Cars 51 through 90 served as part of the solution. These cars were converted to multiple unit control motors 1944 to 1983 of class MP54D1 between April 6 and June 27, 1930. These cars from former steam service heritage could always be discerned, as a beading from the diaphragm remained surrounding the end train doors. Replacing them in steam service were 40 class P54 coaches purchased from the Pennsylvania of several vintages received between April 21 and June 2, 1930.

For the next 20 years, the changes were mainly visual. Tuscan red paint was replaced with several versions of gray after 1947 and safety chains replaced the diaphragms, in 1953-1954.

The remaining members of the class continued in service until the modernization of the LIRR in the mid-1950s. Under this plan, the steam cars that received new interiors would have 7000 added to their road numbers. The interior work on the P54D cars consisted of removing one toilet closet, new flooring, new parcel racks, recessed bull's eye lighting in place of the 32-volt system, and baseboard heating to replace pipes under each seat. The former two-and-two seating for 76 (70 in 126 to 137) was replaced with three-and-two seating for 88. Of the 117 members of the class, 76 were upgraded and renumbered. Both the modernized and original versions remained in service until their retirements, mostly from wrecks, began in the mid-1960s.

After World War II, the east end of Long Island began to experience virtually unprecedented suburban growth. During the modernization program of the 1950s, the LIRR dealt with this eastward migration of its passengers by converting some of its surplus MU trailers to steam cars. The class assigned to these rebuilds? P54D!
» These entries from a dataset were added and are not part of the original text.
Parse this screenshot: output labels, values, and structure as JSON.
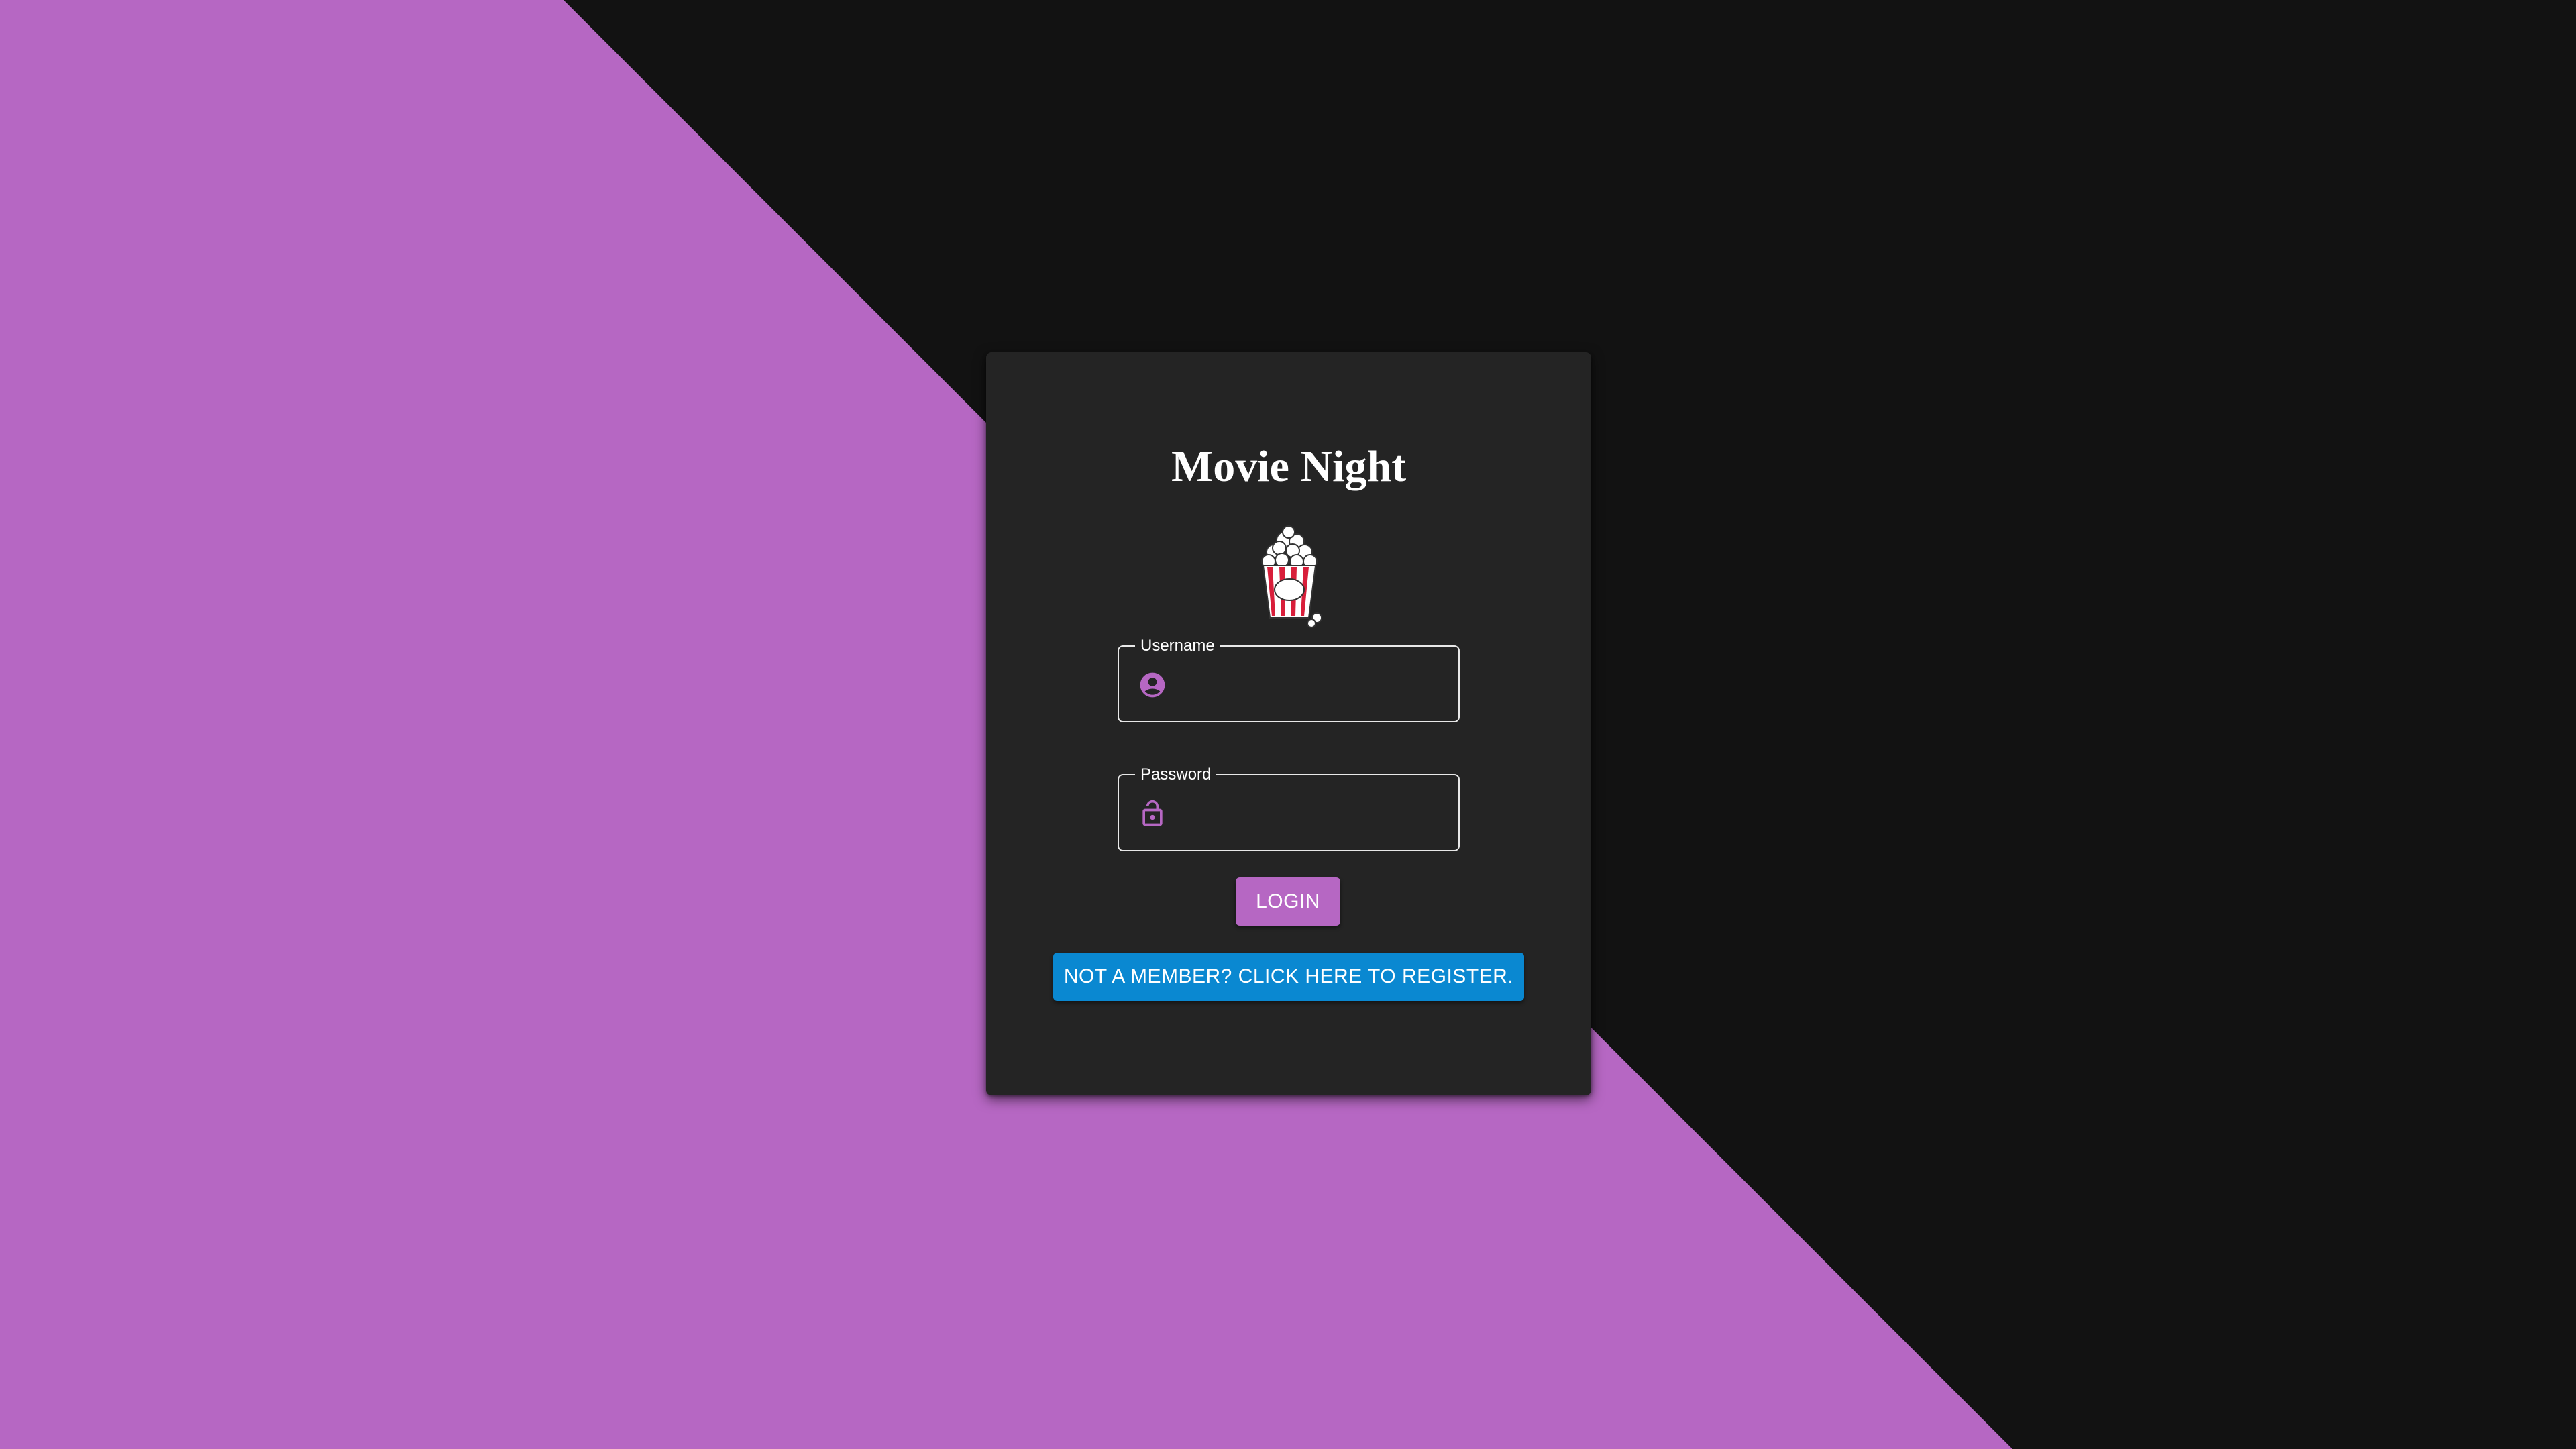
{
  "colors": {
    "accent": "#b667c3",
    "dark_background": "#121212",
    "card_background": "#242424",
    "register_button": "#0a88d1",
    "text": "#ffffff"
  },
  "login_card": {
    "title": "Movie Night",
    "logo": "popcorn-icon",
    "username_field": {
      "label": "Username",
      "value": "",
      "icon": "account-circle-icon"
    },
    "password_field": {
      "label": "Password",
      "value": "",
      "icon": "lock-open-icon"
    },
    "login_button_label": "LOGIN",
    "register_button_label": "NOT A MEMBER? CLICK HERE TO REGISTER."
  }
}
Among the former MU cars so converted were four cars of the T54B group numbered 422-451, which had originally been P54Ds. Also converted were 13 cars of the T54A class numbered from 392 to 421, all of which had been the P54C class. One T54, the 921, became P54D 7921 in October 1964. This brought the total of additional "pings" to 18. Except for two class P54E coaches 7455 and 7456, no other native LIRR steam cars were modernized. A full roster of this equipment can be found in the series Passenger Cars of the LIRR, which ran in the Semaphore, the newsletter of the Long Island Sunrise Trail Chapter, NRHS.

Reprinted from the June 1988 issue of the Semaphore and authored by Robert Emery and E. M. Koehler, Jr. Story provided by Michael Boland of Cedarhurst, NY, to CRA member Paul Bergdolt.